Manganese, an essential metal for normal growth and development, is neurotoxic on excessive exposure. Standard trace element-supplemented neonatal parenteral nutrition (PN) has a high manganese content and bypasses normal gastrointestinal absorptive control mechanisms, which places infants at risk of manganese neurotoxicity. Magnetic resonance (MR) relaxometry demonstrating short T1 relaxation time (T1R) in the basal ganglia reflects excessive brain manganese accumulation.Objective:
This study tested the hypothesis that infants with greater parenteral manganese exposure have higher brain manganese accumulation, as measured by MR imaging, than do infants with lower parenteral manganese exposure.Design:

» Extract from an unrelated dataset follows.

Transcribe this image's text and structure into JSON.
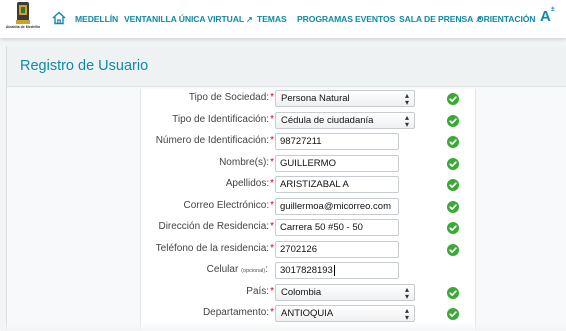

Infants exposed to parenteral manganese were enrolled in a prospective cohort study. Infants classified as having high manganese exposure received >75% of their nutrition in the preceding 4 wk as PN. All others were classified as having low exposure. Daily parenteral and enteral manganese intakes were calculated. Wholeblood manganese was measured by high-resolution inductively coupled plasma mass spectrometry. Brain MR relaxometry was interpreted by a masked reviewer. Linear regression models, adjusted for gestational age (GA) at birth, estimated the association of relaxometry indexes with total and parenteral manganese exposures.Results:
Seventy-three infants were enrolled. High-quality MR images were available for 58 infants, 39 with high and 19 with low manganese exposure. Four infants with a high exposure had blood manganese concentrations >30 μg/L. After controlling for GA, higher parenteral and total manganese intakes were associated with a lower T1R (P = 0.01) in the globus pallidus and putamen but were not associated with whole-blood manganese (range: 3.6–56.6 μg/L). Elevated conjugated bilirubin magnified the association between parenteral manganese and decreasing T1R.Conclusion:
A short T1R for GA identifies infants at risk of increased brain manganese deposition associated with PN solutions commonly used to nourish critically ill infants. These trials were registered at clinicaltrials.gov as NCT00392977 and NCT00392730. Am J Clin Nutr 2015;102:1482–9.